Clients without conventional identity documents

Some clients, such as some Aboriginal or Torres Strait Islanders, those who came as refugees or affected by a natural disaster, may not be able to provide conventional forms of ID. In these situations, you should take a flexible approach. We recognise the POI steps you undertake in these situations may be different to or less than our minimum requirements. You should maintain detailed records to outline the client’s situation and the steps you have taken to establish their identity.

Well-established clients

We expect you to undertake POI checks for your existing clients throughout your engagement with them. 

Where you have a well-established relationship with a client, we recommend you first make an assessment of whether or not to conduct POI checks on them. You can consider a range of factors to make this assessment – for example, extent of your relationship with the client, any change of contact or bank account details, any amendment requests to tax returns resulting in higher refunds, and change in relationship between the client and their representative.

If you make an assessment not to undertake POI for an existing client at that point in time, you must keep a record of the factors you considered to make the decision.

Remote verification

If you are engaging with clients remotely and using a webcam or videoconferencing to sight IDs, make sure to record a note of the identity checks done. 

If you use non-visual methods to engage with clients and therefore unable to verify and compare the client’s identity with the IDs provided, refer to the ATO’s Agent client verification methods if you use their online services. 

Record keeping

We do not require you to keep copies or originals of IDs you used to identify a client or their representative.

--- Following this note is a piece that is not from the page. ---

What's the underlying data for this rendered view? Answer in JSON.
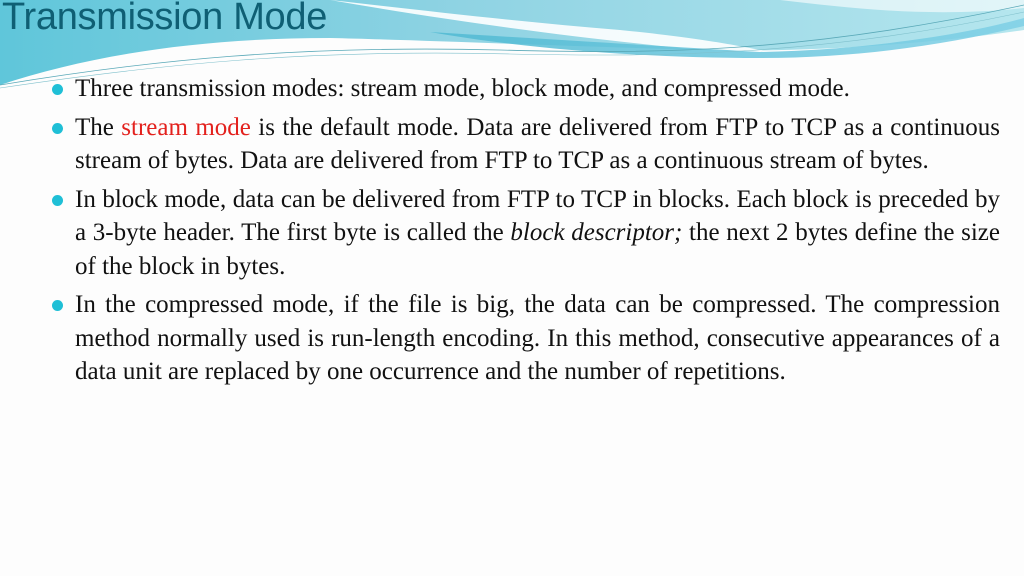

However, you should maintain a record, such as a checklist, with sufficient details as soon as POI checks are undertaken. For example, records should contain date and time when POI checks were done, types of IDs used, how the documents were sighted and who in the practice performed the checks including their position. 

The records must also include confirmation that the IDs were clear and legible, identified the client and their representative (if any) and there was no apparent reason to question the IDs provided.

The records must be kept for up to at least 5 years after the engagement with your client and/or their representative ceases.

Transferring a tax practice or client list

If there is a change in ownership of a tax or BAS practice and/or client list from one registered tax practitioner to another, we would expect that copies of the contemporaneous POI records relating to affected clients are transferred, along with other relevant client records.

In these circumstances, you must also be mindful of your Code obligations about maintaining confidentiality of client information when you are selling your practice or client list. You must not disclose any client information to a third party, including the practitioner that is buying your practice, without the client’s consent or a legal duty to do so.

Where you are acquiring another practice or some clients from another practitioner, you do not have to perform POI checks for each client that you are acquiring. But it is important that you undertake these checks as appropriate throughout your engagement with these clients. 

Engaged by or client referred by another registered tax practitioner

If you are engaged by another registered tax practitioner to provide services to them, you must obtain written confirmation from the referring tax practitioner that they have undertaken POI on the client and confirmed the client’s identity.

If another tax practitioner refers a client to you to provide services directly to the client or if the client wants to engage you independently, you must undertake POI checks on the client.

Failure to undertake POI

If you fail to undertake appropriate POI steps to verify a client and/or their representative’s identity, we may find that you have breached the Code, ceased to be fit or proper to be registered or breached the civil penalty provision in the TASA.   

As a result, we may impose a sanction, terminate your registration or apply to the Federal Court for a civil penalty to be imposed on you.

Further information

Last modified: 3 August 2023